▶ _Work request_
Omitting all pictures, copy word for word the lines from the line containing "Parse this screenshot: output" through the final line of the entries.

▶ _Material for this task_
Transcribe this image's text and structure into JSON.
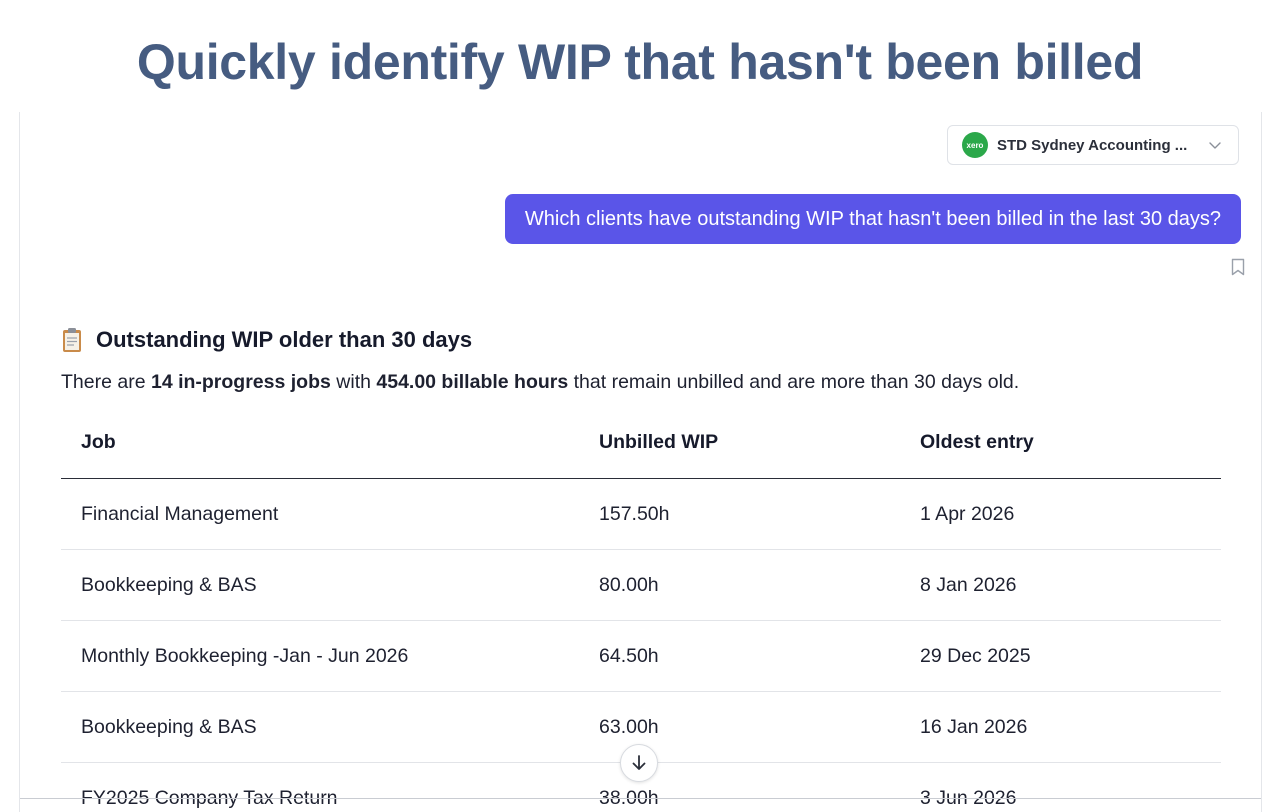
{
  "hero": {
    "title": "Quickly identify WIP that hasn't been billed"
  },
  "org_selector": {
    "logo_text": "xero",
    "org_name": "STD Sydney Accounting ...",
    "icon": "chevron-down-icon",
    "brand_color": "#2ba84a"
  },
  "chat": {
    "user_message": "Which clients have outstanding WIP that hasn't been billed in the last 30 days?",
    "bubble_color": "#5a55e8"
  },
  "answer": {
    "heading_icon": "clipboard-icon",
    "heading": "Outstanding WIP older than 30 days",
    "summary_prefix": "There are ",
    "summary_jobs": "14 in-progress jobs",
    "summary_mid": " with ",
    "summary_hours": "454.00 billable hours",
    "summary_suffix": " that remain unbilled and are more than 30 days old."
  },
  "table": {
    "columns": [
      "Job",
      "Unbilled WIP",
      "Oldest entry"
    ],
    "rows": [
      [
        "Financial Management",
        "157.50h",
        "1 Apr 2026"
      ],
      [
        "Bookkeeping & BAS",
        "80.00h",
        "8 Jan 2026"
      ],
      [
        "Monthly Bookkeeping -Jan - Jun 2026",
        "64.50h",
        "29 Dec 2025"
      ],
      [
        "Bookkeeping & BAS",
        "63.00h",
        "16 Jan 2026"
      ],
      [
        "FY2025 Company Tax Return",
        "38.00h",
        "3 Jun 2026"
      ]
    ]
  },
  "controls": {
    "bookmark_icon": "bookmark-icon",
    "scroll_icon": "arrow-down-icon"
  },
  "theme": {
    "title_color": "#465c81",
    "accent": "#5a55e8"
  }
}
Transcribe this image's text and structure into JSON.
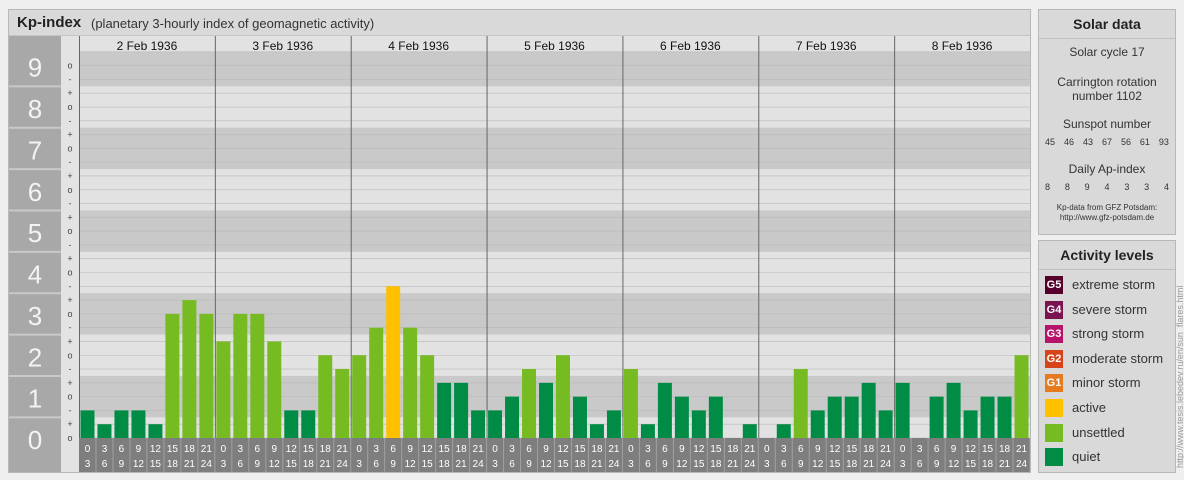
{
  "header": {
    "title": "Kp-index",
    "subtitle": "(planetary 3-hourly index of geomagnetic activity)"
  },
  "chart_data": {
    "type": "bar",
    "title": "Kp-index",
    "subtitle": "(planetary 3-hourly index of geomagnetic activity)",
    "ylim": [
      0,
      9
    ],
    "y_ticks": [
      "0",
      "1",
      "2",
      "3",
      "4",
      "5",
      "6",
      "7",
      "8",
      "9"
    ],
    "y_minor_marks": [
      "o",
      "+",
      "-",
      "o",
      "+",
      "-",
      "o",
      "+",
      "-",
      "o",
      "+",
      "-",
      "o",
      "+",
      "-",
      "o",
      "+",
      "-",
      "o",
      "+",
      "-",
      "o",
      "+",
      "-",
      "o",
      "+",
      "-",
      "o"
    ],
    "days": [
      "2 Feb 1936",
      "3 Feb 1936",
      "4 Feb 1936",
      "5 Feb 1936",
      "6 Feb 1936",
      "7 Feb 1936",
      "8 Feb 1936"
    ],
    "interval_start_labels": [
      "0",
      "3",
      "6",
      "9",
      "12",
      "15",
      "18",
      "21"
    ],
    "interval_end_labels": [
      "3",
      "6",
      "9",
      "12",
      "15",
      "18",
      "21",
      "24"
    ],
    "values": [
      0.667,
      0.333,
      0.667,
      0.667,
      0.333,
      3.0,
      3.333,
      3.0,
      2.333,
      3.0,
      3.0,
      2.333,
      0.667,
      0.667,
      2.0,
      1.667,
      2.0,
      2.667,
      3.667,
      2.667,
      2.0,
      1.333,
      1.333,
      0.667,
      0.667,
      1.0,
      1.667,
      1.333,
      2.0,
      1.0,
      0.333,
      0.667,
      1.667,
      0.333,
      1.333,
      1.0,
      0.667,
      1.0,
      0.0,
      0.333,
      0.0,
      0.333,
      1.667,
      0.667,
      1.0,
      1.0,
      1.333,
      0.667,
      1.333,
      0.0,
      1.0,
      1.333,
      0.667,
      1.0,
      1.0,
      2.0
    ],
    "categories": [
      "quiet",
      "quiet",
      "quiet",
      "quiet",
      "quiet",
      "unsettled",
      "unsettled",
      "unsettled",
      "unsettled",
      "unsettled",
      "unsettled",
      "unsettled",
      "quiet",
      "quiet",
      "unsettled",
      "unsettled",
      "unsettled",
      "unsettled",
      "active",
      "unsettled",
      "unsettled",
      "quiet",
      "quiet",
      "quiet",
      "quiet",
      "quiet",
      "unsettled",
      "quiet",
      "unsettled",
      "quiet",
      "quiet",
      "quiet",
      "unsettled",
      "quiet",
      "quiet",
      "quiet",
      "quiet",
      "quiet",
      "quiet",
      "quiet",
      "quiet",
      "quiet",
      "unsettled",
      "quiet",
      "quiet",
      "quiet",
      "quiet",
      "quiet",
      "quiet",
      "quiet",
      "quiet",
      "quiet",
      "quiet",
      "quiet",
      "quiet",
      "unsettled"
    ],
    "colors": {
      "quiet": "#008c44",
      "unsettled": "#77bb22",
      "active": "#ffc000"
    },
    "grid": true
  },
  "solar": {
    "title": "Solar data",
    "cycle": "Solar cycle 17",
    "carrington": "Carrington rotation number 1102",
    "sunspot_title": "Sunspot number",
    "sunspots": [
      "45",
      "46",
      "43",
      "67",
      "56",
      "61",
      "93"
    ],
    "ap_title": "Daily Ap-index",
    "ap": [
      "8",
      "8",
      "9",
      "4",
      "3",
      "3",
      "4"
    ],
    "credit_line1": "Kp-data from GFZ Potsdam:",
    "credit_line2": "http://www.gfz-potsdam.de"
  },
  "levels": {
    "title": "Activity levels",
    "items": [
      {
        "code": "G5",
        "label": "extreme storm",
        "color": "#55002a"
      },
      {
        "code": "G4",
        "label": "severe storm",
        "color": "#7a1350"
      },
      {
        "code": "G3",
        "label": "strong storm",
        "color": "#b8136a"
      },
      {
        "code": "G2",
        "label": "moderate storm",
        "color": "#d8441a"
      },
      {
        "code": "G1",
        "label": "minor storm",
        "color": "#e67a1e"
      },
      {
        "code": "",
        "label": "active",
        "color": "#ffc000"
      },
      {
        "code": "",
        "label": "unsettled",
        "color": "#77bb22"
      },
      {
        "code": "",
        "label": "quiet",
        "color": "#008c44"
      }
    ]
  },
  "watermark": "http://www.tesis.lebedev.ru/en/sun_flares.html"
}
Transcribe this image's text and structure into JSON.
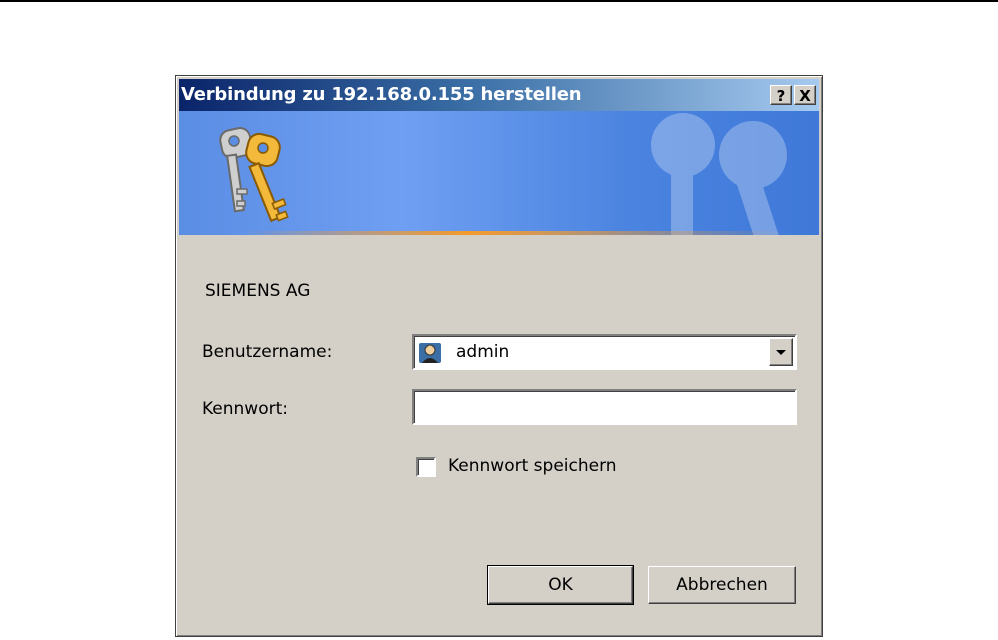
{
  "dialog": {
    "title": "Verbindung zu 192.168.0.155 herstellen",
    "help_icon": "?",
    "close_icon": "X",
    "realm": "SIEMENS AG",
    "username_label": "Benutzername:",
    "username_value": "admin",
    "password_label": "Kennwort:",
    "password_value": "",
    "remember_label": "Kennwort speichern",
    "remember_checked": false,
    "ok_label": "OK",
    "cancel_label": "Abbrechen"
  },
  "icons": {
    "banner": "keys-icon",
    "user": "user-icon",
    "dropdown": "chevron-down-icon"
  },
  "colors": {
    "titlebar_start": "#0a246a",
    "titlebar_end": "#a6caf0",
    "banner": "#5a8de4",
    "dialog_bg": "#d4d0c8",
    "accent_line": "#f59a2a"
  }
}
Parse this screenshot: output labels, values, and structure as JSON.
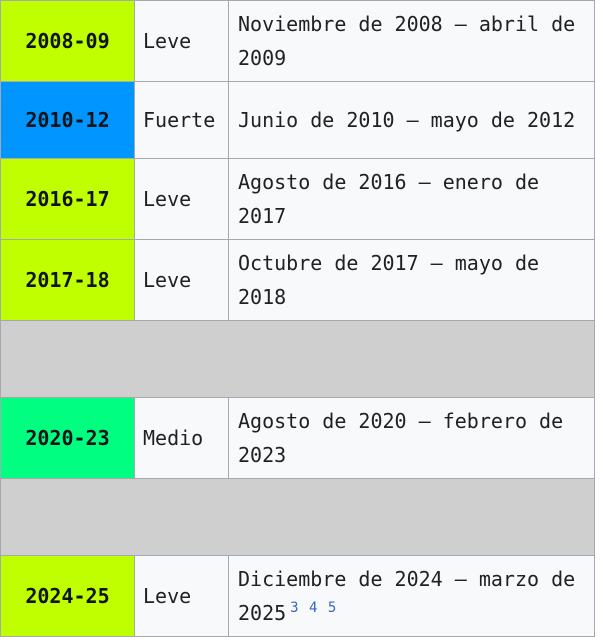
{
  "rows": [
    {
      "kind": "event",
      "period": "2008-09",
      "color": "#bfff00",
      "intensity": "Leve",
      "dates": "Noviembre de 2008 – abril de 2009",
      "refs": []
    },
    {
      "kind": "event",
      "period": "2010-12",
      "color": "#0095ff",
      "intensity": "Fuerte",
      "dates": "Junio de 2010 – mayo de 2012",
      "refs": []
    },
    {
      "kind": "event",
      "period": "2016-17",
      "color": "#bfff00",
      "intensity": "Leve",
      "dates": "Agosto de 2016 – enero de 2017",
      "refs": []
    },
    {
      "kind": "event",
      "period": "2017-18",
      "color": "#bfff00",
      "intensity": "Leve",
      "dates": "Octubre de 2017 – mayo de 2018",
      "refs": []
    },
    {
      "kind": "gap"
    },
    {
      "kind": "event",
      "period": "2020-23",
      "color": "#00ff80",
      "intensity": "Medio",
      "dates": "Agosto de 2020 – febrero de 2023",
      "refs": []
    },
    {
      "kind": "gap"
    },
    {
      "kind": "event",
      "period": "2024-25",
      "color": "#bfff00",
      "intensity": "Leve",
      "dates": "Diciembre de 2024 – marzo de 2025",
      "refs": [
        "3",
        "4",
        "5"
      ]
    }
  ],
  "colors": {
    "border": "#a2a9b1",
    "gap": "#cfcfcf",
    "cell_bg": "#f8f9fa",
    "link": "#3366cc"
  }
}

▶ _Problem solution_
Parse this screenshot: output labels, values, and structure as JSON.
{
  "rows": [
    {
      "kind": "event",
      "period": "2008-09",
      "color": "#bfff00",
      "intensity": "Leve",
      "dates": "Noviembre de 2008 – abril de 2009",
      "refs": []
    },
    {
      "kind": "event",
      "period": "2010-12",
      "color": "#0095ff",
      "intensity": "Fuerte",
      "dates": "Junio de 2010 – mayo de 2012",
      "refs": []
    },
    {
      "kind": "event",
      "period": "2016-17",
      "color": "#bfff00",
      "intensity": "Leve",
      "dates": "Agosto de 2016 – enero de 2017",
      "refs": []
    },
    {
      "kind": "event",
      "period": "2017-18",
      "color": "#bfff00",
      "intensity": "Leve",
      "dates": "Octubre de 2017 – mayo de 2018",
      "refs": []
    },
    {
      "kind": "gap"
    },
    {
      "kind": "event",
      "period": "2020-23",
      "color": "#00ff80",
      "intensity": "Medio",
      "dates": "Agosto de 2020 – febrero de 2023",
      "refs": []
    },
    {
      "kind": "gap"
    },
    {
      "kind": "event",
      "period": "2024-25",
      "color": "#bfff00",
      "intensity": "Leve",
      "dates": "Diciembre de 2024 – marzo de 2025",
      "refs": [
        "3",
        "4",
        "5"
      ]
    }
  ],
  "colors": {
    "border": "#a2a9b1",
    "gap": "#cfcfcf",
    "cell_bg": "#f8f9fa",
    "link": "#3366cc"
  }
}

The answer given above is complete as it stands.